▶ _Work request_
Copy all lines below exactly as written. Leave pictures out.

▶ _Material supplied_
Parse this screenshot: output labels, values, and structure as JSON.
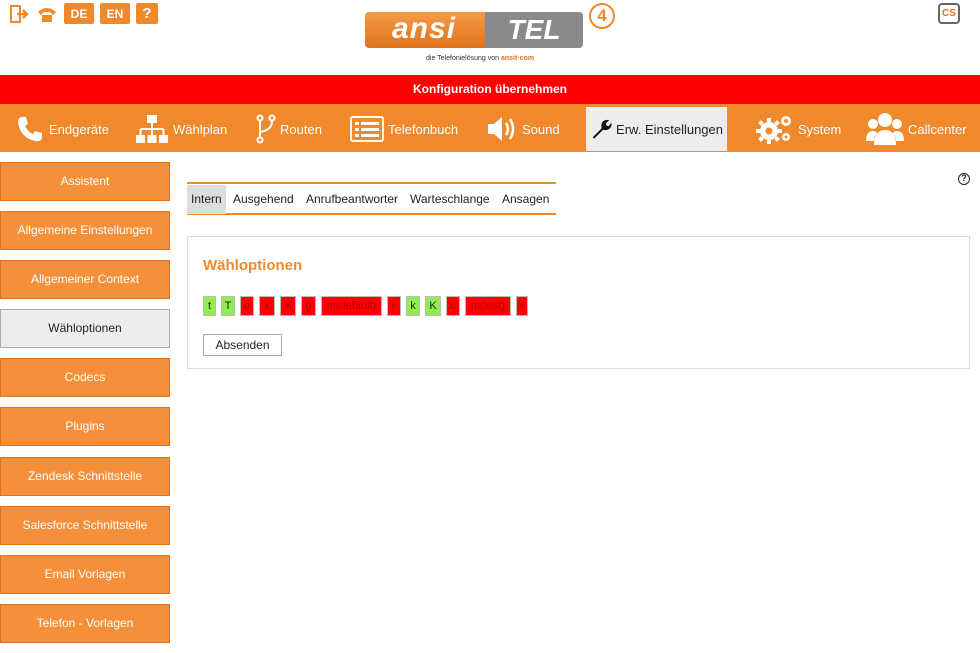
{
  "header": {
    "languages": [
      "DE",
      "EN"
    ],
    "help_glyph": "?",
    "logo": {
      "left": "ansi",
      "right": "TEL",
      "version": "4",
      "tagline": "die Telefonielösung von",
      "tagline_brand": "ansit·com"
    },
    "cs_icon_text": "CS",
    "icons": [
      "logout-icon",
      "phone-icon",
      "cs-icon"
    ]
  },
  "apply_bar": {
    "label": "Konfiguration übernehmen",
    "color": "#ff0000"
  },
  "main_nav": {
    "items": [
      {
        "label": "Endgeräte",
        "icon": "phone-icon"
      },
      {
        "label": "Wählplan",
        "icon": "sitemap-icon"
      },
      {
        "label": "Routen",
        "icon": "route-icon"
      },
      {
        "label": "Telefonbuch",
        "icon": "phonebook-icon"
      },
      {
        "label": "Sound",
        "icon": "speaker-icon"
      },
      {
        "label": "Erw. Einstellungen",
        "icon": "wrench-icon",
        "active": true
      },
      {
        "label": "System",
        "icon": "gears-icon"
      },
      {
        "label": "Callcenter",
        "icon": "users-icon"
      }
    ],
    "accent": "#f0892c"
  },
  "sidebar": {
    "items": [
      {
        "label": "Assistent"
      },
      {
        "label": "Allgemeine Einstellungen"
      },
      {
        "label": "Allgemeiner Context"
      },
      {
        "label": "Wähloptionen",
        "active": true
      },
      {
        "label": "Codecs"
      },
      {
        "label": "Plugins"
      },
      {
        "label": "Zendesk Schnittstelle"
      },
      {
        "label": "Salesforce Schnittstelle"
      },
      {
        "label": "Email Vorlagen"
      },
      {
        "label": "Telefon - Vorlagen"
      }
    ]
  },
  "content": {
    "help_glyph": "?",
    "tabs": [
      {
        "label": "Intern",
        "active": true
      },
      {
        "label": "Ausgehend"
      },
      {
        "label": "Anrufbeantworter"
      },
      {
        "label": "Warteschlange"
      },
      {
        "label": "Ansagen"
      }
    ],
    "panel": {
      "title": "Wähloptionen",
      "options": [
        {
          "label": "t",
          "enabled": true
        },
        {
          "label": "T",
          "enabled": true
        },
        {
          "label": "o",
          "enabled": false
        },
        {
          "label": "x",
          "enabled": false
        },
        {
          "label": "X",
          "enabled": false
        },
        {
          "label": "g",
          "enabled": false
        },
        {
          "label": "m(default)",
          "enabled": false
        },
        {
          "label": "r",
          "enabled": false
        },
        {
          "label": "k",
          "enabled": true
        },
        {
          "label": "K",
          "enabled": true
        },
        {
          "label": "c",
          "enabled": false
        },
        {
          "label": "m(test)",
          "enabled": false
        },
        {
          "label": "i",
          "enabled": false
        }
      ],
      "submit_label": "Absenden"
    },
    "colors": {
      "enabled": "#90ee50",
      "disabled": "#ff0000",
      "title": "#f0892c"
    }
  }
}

▶ _Answer for this exercise_
Parse this screenshot: output labels, values, and structure as JSON.
{
  "header": {
    "languages": [
      "DE",
      "EN"
    ],
    "help_glyph": "?",
    "logo": {
      "left": "ansi",
      "right": "TEL",
      "version": "4",
      "tagline": "die Telefonielösung von",
      "tagline_brand": "ansit·com"
    },
    "cs_icon_text": "CS",
    "icons": [
      "logout-icon",
      "phone-icon",
      "cs-icon"
    ]
  },
  "apply_bar": {
    "label": "Konfiguration übernehmen",
    "color": "#ff0000"
  },
  "main_nav": {
    "items": [
      {
        "label": "Endgeräte",
        "icon": "phone-icon"
      },
      {
        "label": "Wählplan",
        "icon": "sitemap-icon"
      },
      {
        "label": "Routen",
        "icon": "route-icon"
      },
      {
        "label": "Telefonbuch",
        "icon": "phonebook-icon"
      },
      {
        "label": "Sound",
        "icon": "speaker-icon"
      },
      {
        "label": "Erw. Einstellungen",
        "icon": "wrench-icon",
        "active": true
      },
      {
        "label": "System",
        "icon": "gears-icon"
      },
      {
        "label": "Callcenter",
        "icon": "users-icon"
      }
    ],
    "accent": "#f0892c"
  },
  "sidebar": {
    "items": [
      {
        "label": "Assistent"
      },
      {
        "label": "Allgemeine Einstellungen"
      },
      {
        "label": "Allgemeiner Context"
      },
      {
        "label": "Wähloptionen",
        "active": true
      },
      {
        "label": "Codecs"
      },
      {
        "label": "Plugins"
      },
      {
        "label": "Zendesk Schnittstelle"
      },
      {
        "label": "Salesforce Schnittstelle"
      },
      {
        "label": "Email Vorlagen"
      },
      {
        "label": "Telefon - Vorlagen"
      }
    ]
  },
  "content": {
    "help_glyph": "?",
    "tabs": [
      {
        "label": "Intern",
        "active": true
      },
      {
        "label": "Ausgehend"
      },
      {
        "label": "Anrufbeantworter"
      },
      {
        "label": "Warteschlange"
      },
      {
        "label": "Ansagen"
      }
    ],
    "panel": {
      "title": "Wähloptionen",
      "options": [
        {
          "label": "t",
          "enabled": true
        },
        {
          "label": "T",
          "enabled": true
        },
        {
          "label": "o",
          "enabled": false
        },
        {
          "label": "x",
          "enabled": false
        },
        {
          "label": "X",
          "enabled": false
        },
        {
          "label": "g",
          "enabled": false
        },
        {
          "label": "m(default)",
          "enabled": false
        },
        {
          "label": "r",
          "enabled": false
        },
        {
          "label": "k",
          "enabled": true
        },
        {
          "label": "K",
          "enabled": true
        },
        {
          "label": "c",
          "enabled": false
        },
        {
          "label": "m(test)",
          "enabled": false
        },
        {
          "label": "i",
          "enabled": false
        }
      ],
      "submit_label": "Absenden"
    },
    "colors": {
      "enabled": "#90ee50",
      "disabled": "#ff0000",
      "title": "#f0892c"
    }
  }
}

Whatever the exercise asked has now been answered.